As with the picture at the Mad Hatters Party, we wanted this picture to have a collective feel while also giving the flowers the importance they deserved. In this case, the flowers were going to be the hero of the frame.

Technical & compositional details

I took an angle such that I was shooting with my camera pointed up. I knew the yellow marigold petals would come out best when framed against the blue sky. Since Aesha & Alon were surrounded by people, the angle also helped me make them stand out from the crowd. As mentioned earlier, I shot this really wide (16mm). I kept Aesha & Alon in the centre of the frame and fired a burst when the flower petals started raining down on us.

Closing thoughts

A little bit of planning goes a long way into making a memorable picture. But this is only possible when your photographer knows the details of various wedding events. As a couple, giving the photographer your time and taking the effort to brief us in detail is always worth it.

Ekta and I naturally gravitate towards couples that right from the beginning, want to have a deeper conversation about their wedding story and tell us about their events. It shows us that they really value what we bring to the table. And when we find couples like this, we go beyond giving them our best. Sometimes we even surprise ourselves with what we are able to create for them!

Another important aspect for a wedding photographer is being physically fit. At times you have to put your body into stressful positions to get the shot you want, such as this photograph. Your body needs to be able to take this. Indian weddings while being a lot of fun, are possibly among the longest weddings we've shot. Imagine being part of them one after another during the wedding season, and your body not being able to keep up.

Photograph five: The Chair Dance

 Aesha & Alon being hoisted on chairs during the  Hora -  The traditional Jewish dance at their reception

Aesha & Alon being hoisted on chairs during the Hora - The traditional Jewish dance at their reception

The preparation for the picture

Similar to the phoolon ki holi function, Ekta and I knew the schedule for Aesha & Alon's reception, and were prepared for the Hora (the Jewish chair dance). Again, I chose to shoot wide while Ekta got an alternate angle with her favourite 50mm.

The philosophy

While the other functions were a fusion of both cultures, this was one where the entire reception was completely American.

We wanted to preserve the Western look and feel of the reception. By this time, we had taken care to ensure that along with portraits of the couple, we were also getting pictures of collective happiness across the various functions. This one was no different.

Technical & compositional details

This one was tricky because I had to get a wide angle photo with clear differentiation of subjects (while including as many people as possible in the frame), ensure that the photo looks clean (from the point of view of composition, no tilted horizon), capture happy expressions on Aesha & Alon's faces, all in lighting situations that weren't exactly ideal, since the reception was being held outdoors.

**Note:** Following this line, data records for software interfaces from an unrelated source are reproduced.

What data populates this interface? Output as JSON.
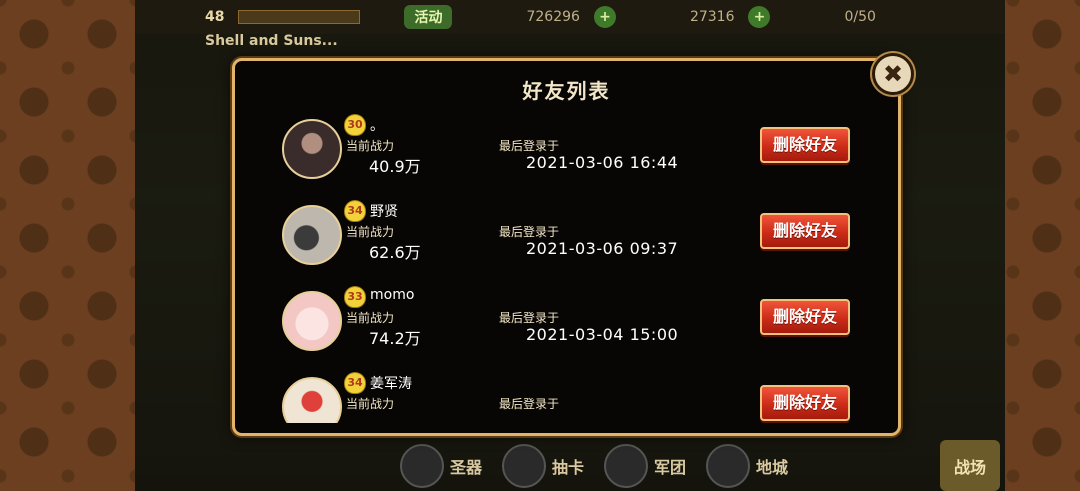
{
  "dialog": {
    "title": "好友列表",
    "delete_label": "删除好友",
    "power_label": "当前战力",
    "last_login_label": "最后登录于"
  },
  "friends": [
    {
      "level": "30",
      "name": "。",
      "power": "40.9万",
      "last_login": "2021-03-06  16:44",
      "avatar_color": "#3a2c2a"
    },
    {
      "level": "34",
      "name": "野贤",
      "power": "62.6万",
      "last_login": "2021-03-06  09:37",
      "avatar_color": "#bdb7ae"
    },
    {
      "level": "33",
      "name": "momo",
      "power": "74.2万",
      "last_login": "2021-03-04  15:00",
      "avatar_color": "#f3c7c4"
    },
    {
      "level": "34",
      "name": "姜军涛",
      "power": "",
      "last_login": "",
      "avatar_color": "#f0e4d4"
    }
  ],
  "background": {
    "player_level": "48",
    "event_label": "活动",
    "gold": "726296",
    "gems": "27316",
    "capacity": "0/50",
    "guild_name": "Shell and Suns...",
    "bottom_nav": [
      "圣器",
      "抽卡",
      "军团",
      "地城",
      "战场"
    ]
  },
  "colors": {
    "dialog_border": "#e2b46a",
    "delete_button": "#cc2b18",
    "badge": "#f2d23a"
  }
}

Since the couple were going to be hoisted up, I shot with my camera at eye level. A high depth of field with a high shutter speed demanded a high ISO, and my 5D Mark III is a powerhorse in that aspect - for example, this picture was shot at ISO 3200.

Closing thoughts

Even with a wedding celebration drawing to an end, a photographer must always be as excited for the last shot they would take in the wedding as they would be for the first. Closing functions of weddings are an interesting mix of emotions, and each culture has unique ways of celebrating the bride & grooms union, inviting the bride into the family & so on. 

We would like to summarise our thoughts on this series by saying that as photographers, we have the ultimate responsibility of capturing a memory in its purest form in an image. Unlike wedding films which need to be viewed as a whole, a photograph needs to stand and say something on its own, without accompanying music or motion. It is a slice of life, a flash of a moment caught in a second that lives on across generations. Every wedding story deserves epic photos.

Hope you had as much fun reading about this series as we had while creating it.

For booking related questions or to talk about life or photography in general, get in touch with us through the Contact section of our website.